- The Taste of Language
192 Pages; Print, $15.00
This spacious book, a hybrid of verse, prose poetry, essay and memoir, scrutinizes the act of meditative attention at the heart of any successful poem. The phrase “Slow Poetry in America” transforms from one episode to the next here, from person to animal to plant to place:
Slow Poetry in America the coot. Slow Poetry in America the live oak. Slow Poetry in America the chipmunk. Slow Poetry in America the crow. Slow Poetry in America Niagara. Slow Poetry in America Duck Creek. Slow Poetry in America Brazos River. Slow Poetry in America Colorado. Slow Poetry In America white pine. Slow Poetry in America balsam. Slow Poetry in America birch. Slow Poetry in America Lake Huron and Lake Simcoe. Slow Poetry in America the moon. The moon. Yes, the moon. The feminine necessity of America.

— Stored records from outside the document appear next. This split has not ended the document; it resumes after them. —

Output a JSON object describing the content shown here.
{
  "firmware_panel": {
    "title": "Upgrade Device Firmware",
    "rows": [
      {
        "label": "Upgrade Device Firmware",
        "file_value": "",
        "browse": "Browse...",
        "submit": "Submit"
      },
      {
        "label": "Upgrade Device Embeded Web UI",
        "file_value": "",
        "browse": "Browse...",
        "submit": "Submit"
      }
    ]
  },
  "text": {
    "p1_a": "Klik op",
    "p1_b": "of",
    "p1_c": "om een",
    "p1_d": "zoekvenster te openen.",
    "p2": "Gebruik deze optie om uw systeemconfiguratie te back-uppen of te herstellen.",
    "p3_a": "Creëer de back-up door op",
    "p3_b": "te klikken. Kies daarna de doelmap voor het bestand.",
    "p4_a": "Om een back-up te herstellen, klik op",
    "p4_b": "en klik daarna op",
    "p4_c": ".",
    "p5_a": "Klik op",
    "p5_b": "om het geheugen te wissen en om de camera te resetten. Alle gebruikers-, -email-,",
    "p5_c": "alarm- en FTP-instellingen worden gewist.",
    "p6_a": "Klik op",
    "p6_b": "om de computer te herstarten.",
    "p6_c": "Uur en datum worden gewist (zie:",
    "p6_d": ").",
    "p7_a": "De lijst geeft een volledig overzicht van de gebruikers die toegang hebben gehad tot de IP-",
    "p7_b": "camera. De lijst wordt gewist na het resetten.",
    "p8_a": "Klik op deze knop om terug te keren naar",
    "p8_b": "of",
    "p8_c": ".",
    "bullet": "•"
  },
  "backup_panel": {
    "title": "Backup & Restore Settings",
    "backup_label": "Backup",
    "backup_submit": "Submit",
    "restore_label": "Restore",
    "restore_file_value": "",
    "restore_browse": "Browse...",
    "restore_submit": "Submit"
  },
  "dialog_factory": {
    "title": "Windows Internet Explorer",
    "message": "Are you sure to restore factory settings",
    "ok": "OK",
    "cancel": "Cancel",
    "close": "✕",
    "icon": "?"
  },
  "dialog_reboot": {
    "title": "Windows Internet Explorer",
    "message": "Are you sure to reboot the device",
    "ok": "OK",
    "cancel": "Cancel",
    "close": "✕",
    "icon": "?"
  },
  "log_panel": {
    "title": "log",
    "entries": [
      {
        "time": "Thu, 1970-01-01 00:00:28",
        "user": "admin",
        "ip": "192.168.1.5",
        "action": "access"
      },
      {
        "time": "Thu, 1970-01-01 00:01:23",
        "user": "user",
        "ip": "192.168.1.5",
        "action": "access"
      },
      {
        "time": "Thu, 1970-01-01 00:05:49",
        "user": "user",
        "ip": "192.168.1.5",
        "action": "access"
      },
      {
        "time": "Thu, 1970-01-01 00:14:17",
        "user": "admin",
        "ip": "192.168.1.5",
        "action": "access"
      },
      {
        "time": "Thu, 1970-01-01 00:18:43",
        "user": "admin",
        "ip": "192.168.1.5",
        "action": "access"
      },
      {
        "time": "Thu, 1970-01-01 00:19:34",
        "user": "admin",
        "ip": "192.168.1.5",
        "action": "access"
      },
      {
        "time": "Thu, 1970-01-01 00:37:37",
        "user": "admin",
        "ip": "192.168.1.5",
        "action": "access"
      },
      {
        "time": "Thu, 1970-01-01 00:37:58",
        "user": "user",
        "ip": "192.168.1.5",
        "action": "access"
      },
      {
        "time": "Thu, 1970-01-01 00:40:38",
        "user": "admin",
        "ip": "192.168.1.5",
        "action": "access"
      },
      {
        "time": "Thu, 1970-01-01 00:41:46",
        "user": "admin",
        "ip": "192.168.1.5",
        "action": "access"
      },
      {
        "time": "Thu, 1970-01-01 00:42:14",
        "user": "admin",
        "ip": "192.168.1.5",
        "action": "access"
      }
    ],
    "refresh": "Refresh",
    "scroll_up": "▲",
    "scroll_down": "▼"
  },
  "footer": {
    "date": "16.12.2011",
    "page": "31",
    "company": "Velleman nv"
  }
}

Slow Poetry is a term coined by Dale Smith in 2010, while he was completing his PhD at The University of Texas at Austin. Along with his partner, poet Hoa Nguyen, Smith was an avatar of Austin’s poetry community, publishing chapbooks and broadsides under the imprint Skanky Possum Press, hosting a legendary reading series in their home, and collaborating with local and national artists. Now Associate Professor of Rhetoric at Ryerson University in Toronto, Smith has invited his current Canadian surroundings into a book that also finds settings in Texas, Yemen, Oregon and San Francisco. Like Slow Food, Smith writes in the Introduction to his 2010 online exhibition/anthology of Slow Poetry, his “has in common with the other ‘slow’ movements a commitment to understanding the means of production and distribution of written, performed, and plastic works.”
Further, Smith conceives of Slow Poetry as, at least in part, a critique of the excesses of conceptual poetry, asserting the values of Slow Poetry’s “turn toward meaningful descriptions of the world” as opposed to “poetry that dramatized the dark and stupid.” In his widely-circulated essay on the 2015 Vanessa Place controversy, “On Free Speech and Racial Difference,” Smith draws on his disciplinary training as a communications studies scholar to insist that we “actually listen to the appeals directed not so much at the formal aesthetics of poetry but at the institutional management and division of poetry into carefully controlled hierarchies of power in the form of publishing and social positioning.” While conceptual poetry “can be successful or unsuccessful,” he writes, Place’s project of tweeting racist excerpts from Gone With the Wind (1936) is not best understood as an example of an artist asserting her First Amendment rights, but rather as an act that “resonates in the violent atmosphere of racial brutality and in a complex array of anger and heated defensiveness that stems from what Robin DiAngelo calls ‘white fragility.’”
What pains Smith most about some ConPo projects may well be their assault on the social. In the Slow Poetry Introduction, he asks sincerely, “what can poetry possibly do to strengthen networks of people involved in the ongoing complexity of their lives?” In a dialogue with Kenneth Goldsmith published in Jacket 2, Smith, modest and gracious throughout, acknowledges that he and Goldsmith have “different notions of the avant-garde.” In contrast to Goldsmith’s wish, as expressed in this interview, to avoid “career suicide” with deliberately provocative work that will reach “the biggest audience,” Smith describes Slow Poetry is explicitly interested in an avant-garde of social change, art that excavates “what is buried in the historical record, or by what has been eroded in the cultural forces of oppression” and “points of intersection…between intimacies of feeling and the shape of public thought.”
Smith’s new book itself is a kind of collaboration, lovingly hand-pressed and published by Austin-based poet and book artist Kyle Schlesinger of Cuneiform Press. The press, known for its exquisite broadsides and artists’s books, is an appropriate home for Smith’s version of the avant-garde, publishing Jim Dine, Johanna Drucker, Ted Greenwald, Bill Berkson and Charles Olson. Hand-sized, slightly rough to the touch, and two-color...